» **WORK INSTRUCTION**: The answer must be every line below that holds the word "Unique".

» **DATA FOR PROCESSING**:
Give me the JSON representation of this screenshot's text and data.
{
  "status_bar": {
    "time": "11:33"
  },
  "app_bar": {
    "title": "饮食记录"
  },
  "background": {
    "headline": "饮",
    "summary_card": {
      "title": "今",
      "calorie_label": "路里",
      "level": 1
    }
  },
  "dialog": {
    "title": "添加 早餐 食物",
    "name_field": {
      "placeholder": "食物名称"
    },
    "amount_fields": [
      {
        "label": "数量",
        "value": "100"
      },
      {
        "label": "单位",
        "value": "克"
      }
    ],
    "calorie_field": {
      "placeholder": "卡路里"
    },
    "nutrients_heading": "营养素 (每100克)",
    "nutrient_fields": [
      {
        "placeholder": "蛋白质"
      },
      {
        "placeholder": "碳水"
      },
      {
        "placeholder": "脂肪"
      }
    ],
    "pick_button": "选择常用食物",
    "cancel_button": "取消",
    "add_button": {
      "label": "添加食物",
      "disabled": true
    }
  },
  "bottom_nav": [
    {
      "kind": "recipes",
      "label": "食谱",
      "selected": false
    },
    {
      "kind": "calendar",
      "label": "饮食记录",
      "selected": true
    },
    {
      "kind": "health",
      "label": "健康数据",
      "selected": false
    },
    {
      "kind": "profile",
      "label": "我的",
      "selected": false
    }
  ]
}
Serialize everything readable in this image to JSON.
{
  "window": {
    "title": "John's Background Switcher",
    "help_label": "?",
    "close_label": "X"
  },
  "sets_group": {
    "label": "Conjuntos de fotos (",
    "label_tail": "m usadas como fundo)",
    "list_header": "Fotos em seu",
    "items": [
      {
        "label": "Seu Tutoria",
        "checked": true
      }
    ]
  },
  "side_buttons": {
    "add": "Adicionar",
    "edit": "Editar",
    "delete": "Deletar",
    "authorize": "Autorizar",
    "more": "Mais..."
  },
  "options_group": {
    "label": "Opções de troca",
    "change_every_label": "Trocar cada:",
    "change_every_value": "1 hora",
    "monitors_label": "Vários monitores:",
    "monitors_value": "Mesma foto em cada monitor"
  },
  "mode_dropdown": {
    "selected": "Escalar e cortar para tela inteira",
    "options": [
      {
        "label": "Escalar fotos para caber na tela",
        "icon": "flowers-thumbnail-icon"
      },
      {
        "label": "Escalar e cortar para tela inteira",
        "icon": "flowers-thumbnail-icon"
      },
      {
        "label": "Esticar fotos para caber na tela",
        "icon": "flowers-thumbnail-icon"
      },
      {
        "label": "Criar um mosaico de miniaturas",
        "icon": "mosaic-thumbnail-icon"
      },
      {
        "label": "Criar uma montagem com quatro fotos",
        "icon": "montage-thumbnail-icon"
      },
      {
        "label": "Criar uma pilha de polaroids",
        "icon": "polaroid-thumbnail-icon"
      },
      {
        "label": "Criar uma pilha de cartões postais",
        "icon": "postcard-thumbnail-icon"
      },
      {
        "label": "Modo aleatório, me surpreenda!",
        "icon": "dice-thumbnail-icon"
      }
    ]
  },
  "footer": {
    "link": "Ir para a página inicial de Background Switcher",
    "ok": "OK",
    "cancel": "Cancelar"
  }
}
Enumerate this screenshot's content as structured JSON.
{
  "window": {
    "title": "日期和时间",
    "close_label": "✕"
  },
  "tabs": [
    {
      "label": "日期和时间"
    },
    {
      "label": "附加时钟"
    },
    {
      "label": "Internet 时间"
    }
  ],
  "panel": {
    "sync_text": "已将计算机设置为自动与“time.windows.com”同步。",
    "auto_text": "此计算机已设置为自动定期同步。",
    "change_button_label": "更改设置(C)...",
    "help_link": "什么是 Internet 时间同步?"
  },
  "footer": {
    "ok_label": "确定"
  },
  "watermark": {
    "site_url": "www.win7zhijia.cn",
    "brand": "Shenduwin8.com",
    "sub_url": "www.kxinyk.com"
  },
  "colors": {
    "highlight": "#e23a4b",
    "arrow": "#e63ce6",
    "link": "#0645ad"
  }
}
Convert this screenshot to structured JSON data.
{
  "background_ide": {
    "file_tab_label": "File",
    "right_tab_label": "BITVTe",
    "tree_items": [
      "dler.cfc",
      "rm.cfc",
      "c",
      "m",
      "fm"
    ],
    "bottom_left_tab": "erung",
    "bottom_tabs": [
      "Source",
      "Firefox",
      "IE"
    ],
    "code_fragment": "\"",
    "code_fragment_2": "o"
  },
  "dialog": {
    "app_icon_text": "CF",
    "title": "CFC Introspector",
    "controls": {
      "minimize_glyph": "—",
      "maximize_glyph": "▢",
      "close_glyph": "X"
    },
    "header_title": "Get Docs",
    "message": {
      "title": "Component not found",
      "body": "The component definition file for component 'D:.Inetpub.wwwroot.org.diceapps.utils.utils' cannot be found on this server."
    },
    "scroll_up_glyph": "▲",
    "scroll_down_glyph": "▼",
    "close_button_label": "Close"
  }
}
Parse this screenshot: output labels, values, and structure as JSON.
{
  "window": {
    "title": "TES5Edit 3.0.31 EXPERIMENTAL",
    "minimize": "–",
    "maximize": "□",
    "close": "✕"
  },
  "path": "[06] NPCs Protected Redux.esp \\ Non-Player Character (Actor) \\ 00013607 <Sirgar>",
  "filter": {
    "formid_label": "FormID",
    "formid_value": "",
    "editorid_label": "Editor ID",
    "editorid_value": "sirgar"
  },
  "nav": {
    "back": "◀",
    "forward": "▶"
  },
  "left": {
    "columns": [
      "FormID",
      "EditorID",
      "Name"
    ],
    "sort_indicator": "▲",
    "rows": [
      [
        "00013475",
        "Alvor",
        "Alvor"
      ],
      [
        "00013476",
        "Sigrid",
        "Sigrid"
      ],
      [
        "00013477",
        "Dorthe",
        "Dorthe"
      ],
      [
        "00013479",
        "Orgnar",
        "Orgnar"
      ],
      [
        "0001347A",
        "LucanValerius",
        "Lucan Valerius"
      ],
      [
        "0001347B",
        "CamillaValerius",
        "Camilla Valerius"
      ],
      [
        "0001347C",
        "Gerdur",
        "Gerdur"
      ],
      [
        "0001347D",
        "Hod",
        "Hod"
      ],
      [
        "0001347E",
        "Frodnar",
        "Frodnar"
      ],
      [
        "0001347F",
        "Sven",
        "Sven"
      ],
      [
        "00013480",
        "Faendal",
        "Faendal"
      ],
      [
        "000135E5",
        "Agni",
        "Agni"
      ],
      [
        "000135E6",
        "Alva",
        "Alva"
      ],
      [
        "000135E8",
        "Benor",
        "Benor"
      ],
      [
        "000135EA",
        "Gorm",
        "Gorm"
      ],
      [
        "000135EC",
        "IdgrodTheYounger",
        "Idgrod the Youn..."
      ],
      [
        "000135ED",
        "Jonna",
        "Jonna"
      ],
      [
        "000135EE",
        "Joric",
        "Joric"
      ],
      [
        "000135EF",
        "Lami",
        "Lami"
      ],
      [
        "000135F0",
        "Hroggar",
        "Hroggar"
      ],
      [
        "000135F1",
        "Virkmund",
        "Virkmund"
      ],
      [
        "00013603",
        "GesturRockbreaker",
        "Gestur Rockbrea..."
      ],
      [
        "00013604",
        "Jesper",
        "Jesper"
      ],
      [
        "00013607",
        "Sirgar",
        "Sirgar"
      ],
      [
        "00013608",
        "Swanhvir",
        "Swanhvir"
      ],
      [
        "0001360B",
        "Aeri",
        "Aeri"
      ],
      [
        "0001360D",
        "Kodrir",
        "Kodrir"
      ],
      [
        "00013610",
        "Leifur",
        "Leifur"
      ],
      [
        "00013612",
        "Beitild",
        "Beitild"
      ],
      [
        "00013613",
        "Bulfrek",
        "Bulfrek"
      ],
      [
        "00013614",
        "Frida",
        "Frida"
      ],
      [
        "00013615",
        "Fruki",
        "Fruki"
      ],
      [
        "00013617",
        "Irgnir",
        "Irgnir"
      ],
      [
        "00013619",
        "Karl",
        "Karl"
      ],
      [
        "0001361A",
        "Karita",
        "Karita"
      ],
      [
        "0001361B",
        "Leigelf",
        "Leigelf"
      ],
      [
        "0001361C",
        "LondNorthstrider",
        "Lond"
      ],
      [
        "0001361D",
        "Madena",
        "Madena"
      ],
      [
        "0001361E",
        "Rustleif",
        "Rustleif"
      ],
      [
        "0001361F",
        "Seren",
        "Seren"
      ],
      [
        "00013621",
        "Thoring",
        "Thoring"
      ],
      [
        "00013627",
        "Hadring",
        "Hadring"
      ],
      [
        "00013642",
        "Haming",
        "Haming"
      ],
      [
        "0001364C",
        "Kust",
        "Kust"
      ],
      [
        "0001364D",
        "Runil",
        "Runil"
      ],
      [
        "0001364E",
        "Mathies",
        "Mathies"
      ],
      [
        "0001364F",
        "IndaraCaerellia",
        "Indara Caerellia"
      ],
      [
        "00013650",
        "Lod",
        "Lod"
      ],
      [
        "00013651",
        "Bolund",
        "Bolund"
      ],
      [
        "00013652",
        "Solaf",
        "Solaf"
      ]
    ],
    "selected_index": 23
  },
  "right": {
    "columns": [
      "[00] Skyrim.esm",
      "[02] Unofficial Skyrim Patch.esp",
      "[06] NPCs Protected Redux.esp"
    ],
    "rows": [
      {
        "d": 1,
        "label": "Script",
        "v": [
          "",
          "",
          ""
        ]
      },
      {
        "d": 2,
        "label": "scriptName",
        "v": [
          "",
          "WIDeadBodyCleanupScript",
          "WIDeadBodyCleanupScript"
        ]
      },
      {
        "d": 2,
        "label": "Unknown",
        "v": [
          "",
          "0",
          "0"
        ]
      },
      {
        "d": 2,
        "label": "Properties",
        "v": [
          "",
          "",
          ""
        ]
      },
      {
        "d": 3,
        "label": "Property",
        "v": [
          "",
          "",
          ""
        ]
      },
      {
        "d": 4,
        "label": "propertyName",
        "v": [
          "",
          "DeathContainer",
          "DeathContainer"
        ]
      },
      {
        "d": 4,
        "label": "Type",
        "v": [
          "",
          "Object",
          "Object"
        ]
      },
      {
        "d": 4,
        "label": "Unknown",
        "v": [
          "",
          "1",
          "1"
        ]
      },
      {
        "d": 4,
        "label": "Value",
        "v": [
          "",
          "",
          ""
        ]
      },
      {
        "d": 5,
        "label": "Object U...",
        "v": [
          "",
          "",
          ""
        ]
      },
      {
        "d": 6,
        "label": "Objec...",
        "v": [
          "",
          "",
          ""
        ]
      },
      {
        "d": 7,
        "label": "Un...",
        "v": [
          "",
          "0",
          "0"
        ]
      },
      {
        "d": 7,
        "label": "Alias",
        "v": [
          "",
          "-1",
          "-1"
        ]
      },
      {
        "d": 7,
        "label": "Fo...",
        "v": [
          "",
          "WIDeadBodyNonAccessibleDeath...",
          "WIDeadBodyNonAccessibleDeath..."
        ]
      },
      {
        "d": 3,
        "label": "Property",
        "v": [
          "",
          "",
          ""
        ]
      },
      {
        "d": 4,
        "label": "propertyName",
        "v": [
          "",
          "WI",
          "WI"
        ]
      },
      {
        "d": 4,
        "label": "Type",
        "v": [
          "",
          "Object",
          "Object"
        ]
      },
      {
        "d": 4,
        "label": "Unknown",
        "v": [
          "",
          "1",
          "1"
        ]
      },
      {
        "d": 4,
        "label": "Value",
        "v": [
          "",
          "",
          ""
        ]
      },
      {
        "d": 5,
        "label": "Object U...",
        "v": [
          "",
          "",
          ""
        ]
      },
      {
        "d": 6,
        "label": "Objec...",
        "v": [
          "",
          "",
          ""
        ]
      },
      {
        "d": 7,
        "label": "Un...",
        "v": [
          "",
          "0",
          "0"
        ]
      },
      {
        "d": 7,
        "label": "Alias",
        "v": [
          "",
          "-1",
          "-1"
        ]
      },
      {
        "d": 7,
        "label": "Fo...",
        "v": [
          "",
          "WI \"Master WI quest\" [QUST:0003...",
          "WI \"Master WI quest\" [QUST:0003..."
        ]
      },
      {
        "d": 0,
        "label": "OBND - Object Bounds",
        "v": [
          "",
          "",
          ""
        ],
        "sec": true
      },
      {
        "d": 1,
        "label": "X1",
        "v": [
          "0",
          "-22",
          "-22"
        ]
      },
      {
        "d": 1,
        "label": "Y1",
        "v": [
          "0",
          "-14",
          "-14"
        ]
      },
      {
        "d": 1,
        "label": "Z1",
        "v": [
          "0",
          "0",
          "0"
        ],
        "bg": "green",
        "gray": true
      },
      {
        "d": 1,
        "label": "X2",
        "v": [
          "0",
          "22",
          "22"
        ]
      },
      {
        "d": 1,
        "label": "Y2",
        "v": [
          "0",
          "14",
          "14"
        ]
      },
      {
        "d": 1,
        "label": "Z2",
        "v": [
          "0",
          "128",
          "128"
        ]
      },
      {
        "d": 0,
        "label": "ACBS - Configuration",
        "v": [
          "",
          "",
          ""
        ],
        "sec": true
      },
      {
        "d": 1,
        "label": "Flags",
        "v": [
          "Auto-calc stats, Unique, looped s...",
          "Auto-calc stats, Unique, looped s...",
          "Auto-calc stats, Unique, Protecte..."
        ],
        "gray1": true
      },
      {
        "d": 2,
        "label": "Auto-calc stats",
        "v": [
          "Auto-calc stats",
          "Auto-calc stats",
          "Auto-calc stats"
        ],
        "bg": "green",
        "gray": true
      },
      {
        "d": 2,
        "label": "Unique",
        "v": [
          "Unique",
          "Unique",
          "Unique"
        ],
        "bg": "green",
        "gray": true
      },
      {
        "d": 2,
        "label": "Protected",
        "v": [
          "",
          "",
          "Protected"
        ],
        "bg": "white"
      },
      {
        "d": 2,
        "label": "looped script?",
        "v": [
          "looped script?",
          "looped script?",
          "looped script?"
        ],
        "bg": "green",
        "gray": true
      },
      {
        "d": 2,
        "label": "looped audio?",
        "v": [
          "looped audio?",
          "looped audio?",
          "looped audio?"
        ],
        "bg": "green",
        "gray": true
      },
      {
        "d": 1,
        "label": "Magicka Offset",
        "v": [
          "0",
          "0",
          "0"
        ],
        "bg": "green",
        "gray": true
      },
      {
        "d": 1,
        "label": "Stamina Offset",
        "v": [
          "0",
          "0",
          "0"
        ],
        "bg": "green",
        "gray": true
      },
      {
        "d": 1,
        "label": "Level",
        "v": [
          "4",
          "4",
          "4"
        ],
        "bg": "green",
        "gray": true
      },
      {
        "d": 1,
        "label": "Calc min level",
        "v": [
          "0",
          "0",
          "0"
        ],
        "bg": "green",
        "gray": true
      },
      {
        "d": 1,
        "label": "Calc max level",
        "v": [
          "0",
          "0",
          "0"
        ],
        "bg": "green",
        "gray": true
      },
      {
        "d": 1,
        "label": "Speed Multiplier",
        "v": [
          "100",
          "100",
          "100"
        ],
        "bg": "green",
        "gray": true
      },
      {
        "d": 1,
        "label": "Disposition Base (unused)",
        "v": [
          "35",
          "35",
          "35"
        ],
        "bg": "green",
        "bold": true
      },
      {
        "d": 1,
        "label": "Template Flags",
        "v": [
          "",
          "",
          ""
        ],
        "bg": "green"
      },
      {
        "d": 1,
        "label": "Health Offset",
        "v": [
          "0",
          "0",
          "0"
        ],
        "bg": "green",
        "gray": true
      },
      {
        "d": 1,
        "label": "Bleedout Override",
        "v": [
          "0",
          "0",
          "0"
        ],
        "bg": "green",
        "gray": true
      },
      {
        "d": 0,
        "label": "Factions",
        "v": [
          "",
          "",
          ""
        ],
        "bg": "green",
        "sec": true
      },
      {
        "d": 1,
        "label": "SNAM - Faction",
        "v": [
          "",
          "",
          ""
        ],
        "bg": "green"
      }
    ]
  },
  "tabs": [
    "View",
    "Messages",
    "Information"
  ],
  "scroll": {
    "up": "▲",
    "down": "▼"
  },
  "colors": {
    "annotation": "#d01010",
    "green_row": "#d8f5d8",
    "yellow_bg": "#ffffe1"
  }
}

» **YOUR RESPONSE**:
          "Auto-calc stats, Unique, looped s...",
          "Auto-calc stats, Unique, looped s...",
          "Auto-calc stats, Unique, Protecte..."
        "label": "Unique",
          "Unique",
          "Unique",
          "Unique"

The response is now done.